● Task statement:
Search the data for the string "Daily" and extract every line where it appears.
=== Begin Enclosure ===
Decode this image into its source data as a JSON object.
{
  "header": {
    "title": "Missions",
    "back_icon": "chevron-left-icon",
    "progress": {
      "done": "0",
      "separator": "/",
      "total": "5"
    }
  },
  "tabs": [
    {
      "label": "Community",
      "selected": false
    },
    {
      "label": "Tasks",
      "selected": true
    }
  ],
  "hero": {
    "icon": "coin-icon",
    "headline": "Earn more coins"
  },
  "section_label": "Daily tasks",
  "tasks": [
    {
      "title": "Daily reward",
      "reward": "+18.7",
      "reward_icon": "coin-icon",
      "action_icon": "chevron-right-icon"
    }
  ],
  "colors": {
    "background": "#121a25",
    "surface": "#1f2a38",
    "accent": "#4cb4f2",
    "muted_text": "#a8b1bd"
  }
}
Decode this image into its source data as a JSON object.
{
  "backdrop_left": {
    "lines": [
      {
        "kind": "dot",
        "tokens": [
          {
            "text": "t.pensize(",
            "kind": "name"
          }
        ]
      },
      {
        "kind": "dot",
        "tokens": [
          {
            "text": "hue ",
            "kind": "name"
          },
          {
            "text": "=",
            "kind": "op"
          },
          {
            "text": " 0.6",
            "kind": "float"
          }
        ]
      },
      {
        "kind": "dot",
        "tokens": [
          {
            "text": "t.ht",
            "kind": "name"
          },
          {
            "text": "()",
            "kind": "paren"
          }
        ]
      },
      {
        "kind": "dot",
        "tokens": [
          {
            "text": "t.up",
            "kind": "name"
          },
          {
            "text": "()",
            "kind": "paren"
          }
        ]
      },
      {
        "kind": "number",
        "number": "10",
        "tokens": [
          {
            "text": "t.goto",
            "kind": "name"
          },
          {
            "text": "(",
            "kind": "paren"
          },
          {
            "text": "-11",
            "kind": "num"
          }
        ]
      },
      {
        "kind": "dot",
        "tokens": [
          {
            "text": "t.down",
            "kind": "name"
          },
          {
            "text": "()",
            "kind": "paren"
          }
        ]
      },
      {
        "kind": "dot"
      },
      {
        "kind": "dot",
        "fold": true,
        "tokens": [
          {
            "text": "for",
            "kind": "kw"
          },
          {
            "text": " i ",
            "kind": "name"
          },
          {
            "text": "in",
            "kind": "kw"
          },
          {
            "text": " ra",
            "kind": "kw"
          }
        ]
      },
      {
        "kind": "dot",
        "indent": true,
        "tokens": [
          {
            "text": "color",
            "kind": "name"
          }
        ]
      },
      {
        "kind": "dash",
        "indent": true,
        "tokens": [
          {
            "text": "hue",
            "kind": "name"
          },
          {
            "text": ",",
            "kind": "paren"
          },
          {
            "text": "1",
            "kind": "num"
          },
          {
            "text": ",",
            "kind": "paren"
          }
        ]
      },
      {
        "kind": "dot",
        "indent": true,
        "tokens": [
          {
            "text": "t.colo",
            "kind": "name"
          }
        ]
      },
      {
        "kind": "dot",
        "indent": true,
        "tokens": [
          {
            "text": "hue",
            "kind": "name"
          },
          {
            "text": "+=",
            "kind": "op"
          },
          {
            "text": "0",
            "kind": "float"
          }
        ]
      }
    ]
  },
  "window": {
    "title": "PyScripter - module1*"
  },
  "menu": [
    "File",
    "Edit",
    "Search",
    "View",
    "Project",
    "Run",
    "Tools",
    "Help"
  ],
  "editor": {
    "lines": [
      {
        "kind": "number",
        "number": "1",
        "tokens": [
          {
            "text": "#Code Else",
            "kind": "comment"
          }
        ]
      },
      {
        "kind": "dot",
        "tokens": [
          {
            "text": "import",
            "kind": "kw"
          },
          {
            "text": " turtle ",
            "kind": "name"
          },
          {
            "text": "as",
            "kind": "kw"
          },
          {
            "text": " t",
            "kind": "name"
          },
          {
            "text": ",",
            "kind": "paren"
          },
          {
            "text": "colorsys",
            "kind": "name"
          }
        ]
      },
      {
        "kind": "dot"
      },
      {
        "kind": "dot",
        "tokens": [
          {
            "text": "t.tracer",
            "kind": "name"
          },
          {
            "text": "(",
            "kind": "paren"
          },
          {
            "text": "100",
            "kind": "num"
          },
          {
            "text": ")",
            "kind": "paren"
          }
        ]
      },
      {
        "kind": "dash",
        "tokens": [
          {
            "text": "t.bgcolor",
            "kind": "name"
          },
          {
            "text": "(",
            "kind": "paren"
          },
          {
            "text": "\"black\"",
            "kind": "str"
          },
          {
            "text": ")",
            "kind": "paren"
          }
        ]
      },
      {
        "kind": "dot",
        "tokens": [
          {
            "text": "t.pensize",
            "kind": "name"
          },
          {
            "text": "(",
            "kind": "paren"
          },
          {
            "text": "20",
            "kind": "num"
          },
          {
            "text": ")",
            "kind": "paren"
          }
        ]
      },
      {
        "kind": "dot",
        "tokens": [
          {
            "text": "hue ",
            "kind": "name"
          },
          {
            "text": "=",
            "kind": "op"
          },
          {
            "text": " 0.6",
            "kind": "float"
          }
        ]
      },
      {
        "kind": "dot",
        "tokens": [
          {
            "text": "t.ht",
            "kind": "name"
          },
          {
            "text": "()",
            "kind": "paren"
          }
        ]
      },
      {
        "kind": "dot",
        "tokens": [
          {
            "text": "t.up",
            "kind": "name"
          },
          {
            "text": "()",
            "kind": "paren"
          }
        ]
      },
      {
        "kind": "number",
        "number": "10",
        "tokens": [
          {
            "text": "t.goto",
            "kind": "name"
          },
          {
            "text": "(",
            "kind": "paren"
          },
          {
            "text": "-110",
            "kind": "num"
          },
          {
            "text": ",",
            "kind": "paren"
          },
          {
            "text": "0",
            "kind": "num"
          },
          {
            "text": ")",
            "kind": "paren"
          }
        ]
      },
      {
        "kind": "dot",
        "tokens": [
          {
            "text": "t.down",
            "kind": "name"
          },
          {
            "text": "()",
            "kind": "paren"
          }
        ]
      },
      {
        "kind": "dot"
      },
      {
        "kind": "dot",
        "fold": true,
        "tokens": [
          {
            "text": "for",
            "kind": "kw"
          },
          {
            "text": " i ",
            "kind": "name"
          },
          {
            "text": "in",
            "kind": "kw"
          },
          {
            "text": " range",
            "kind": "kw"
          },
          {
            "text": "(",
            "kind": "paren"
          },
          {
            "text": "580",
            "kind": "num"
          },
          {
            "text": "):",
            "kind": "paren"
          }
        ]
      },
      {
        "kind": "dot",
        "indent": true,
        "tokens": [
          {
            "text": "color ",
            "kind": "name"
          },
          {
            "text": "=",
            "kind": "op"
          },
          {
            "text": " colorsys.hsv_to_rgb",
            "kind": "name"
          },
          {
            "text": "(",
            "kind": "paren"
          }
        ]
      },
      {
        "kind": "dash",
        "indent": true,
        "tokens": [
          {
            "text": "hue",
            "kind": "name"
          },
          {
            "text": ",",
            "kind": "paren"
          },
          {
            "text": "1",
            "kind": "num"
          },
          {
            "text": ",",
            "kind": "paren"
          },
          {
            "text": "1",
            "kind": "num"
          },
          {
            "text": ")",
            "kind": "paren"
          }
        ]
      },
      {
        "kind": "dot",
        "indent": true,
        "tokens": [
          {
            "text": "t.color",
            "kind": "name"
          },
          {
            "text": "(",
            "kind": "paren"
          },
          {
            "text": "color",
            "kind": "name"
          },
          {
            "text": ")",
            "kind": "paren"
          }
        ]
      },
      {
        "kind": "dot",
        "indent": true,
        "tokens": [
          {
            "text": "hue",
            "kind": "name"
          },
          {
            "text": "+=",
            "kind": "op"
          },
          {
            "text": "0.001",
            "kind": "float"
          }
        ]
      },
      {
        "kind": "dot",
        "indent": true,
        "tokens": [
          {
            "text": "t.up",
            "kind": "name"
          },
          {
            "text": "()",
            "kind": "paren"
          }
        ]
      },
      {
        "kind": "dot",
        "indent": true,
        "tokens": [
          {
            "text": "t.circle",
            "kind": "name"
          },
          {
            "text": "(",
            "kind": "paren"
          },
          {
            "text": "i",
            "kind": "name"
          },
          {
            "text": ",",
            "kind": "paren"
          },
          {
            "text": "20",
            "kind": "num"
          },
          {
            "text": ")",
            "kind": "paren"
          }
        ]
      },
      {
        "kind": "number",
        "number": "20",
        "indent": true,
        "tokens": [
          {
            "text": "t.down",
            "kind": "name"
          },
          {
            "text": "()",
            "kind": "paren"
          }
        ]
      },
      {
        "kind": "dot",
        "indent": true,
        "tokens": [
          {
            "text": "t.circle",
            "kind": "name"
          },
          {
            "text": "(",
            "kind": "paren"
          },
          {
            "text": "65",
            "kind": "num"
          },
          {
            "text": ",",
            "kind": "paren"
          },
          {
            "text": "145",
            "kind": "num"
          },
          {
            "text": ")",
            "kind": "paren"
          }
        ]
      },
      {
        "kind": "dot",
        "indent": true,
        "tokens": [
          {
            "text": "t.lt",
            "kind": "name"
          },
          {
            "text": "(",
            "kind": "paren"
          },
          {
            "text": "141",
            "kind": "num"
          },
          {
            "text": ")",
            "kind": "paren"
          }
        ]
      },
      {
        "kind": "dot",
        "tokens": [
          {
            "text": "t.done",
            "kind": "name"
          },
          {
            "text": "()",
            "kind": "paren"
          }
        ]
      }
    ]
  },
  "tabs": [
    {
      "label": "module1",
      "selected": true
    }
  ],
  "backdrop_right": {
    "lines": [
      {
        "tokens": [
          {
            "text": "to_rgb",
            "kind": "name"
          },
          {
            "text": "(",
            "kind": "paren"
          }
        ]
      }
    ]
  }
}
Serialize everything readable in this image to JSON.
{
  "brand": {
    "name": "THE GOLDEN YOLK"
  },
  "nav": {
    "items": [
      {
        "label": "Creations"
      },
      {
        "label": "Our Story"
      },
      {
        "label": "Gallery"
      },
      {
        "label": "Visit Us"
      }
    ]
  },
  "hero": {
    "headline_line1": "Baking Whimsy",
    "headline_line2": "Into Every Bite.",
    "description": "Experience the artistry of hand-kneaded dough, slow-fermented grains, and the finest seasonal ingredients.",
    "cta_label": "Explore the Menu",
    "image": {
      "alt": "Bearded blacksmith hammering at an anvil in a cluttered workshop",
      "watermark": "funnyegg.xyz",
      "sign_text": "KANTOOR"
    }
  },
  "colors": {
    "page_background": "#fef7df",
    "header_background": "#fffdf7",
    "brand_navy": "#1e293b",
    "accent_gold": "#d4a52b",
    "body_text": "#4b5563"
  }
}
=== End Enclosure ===
● Finished task:
  "section_label": "Daily tasks",
      "title": "Daily reward",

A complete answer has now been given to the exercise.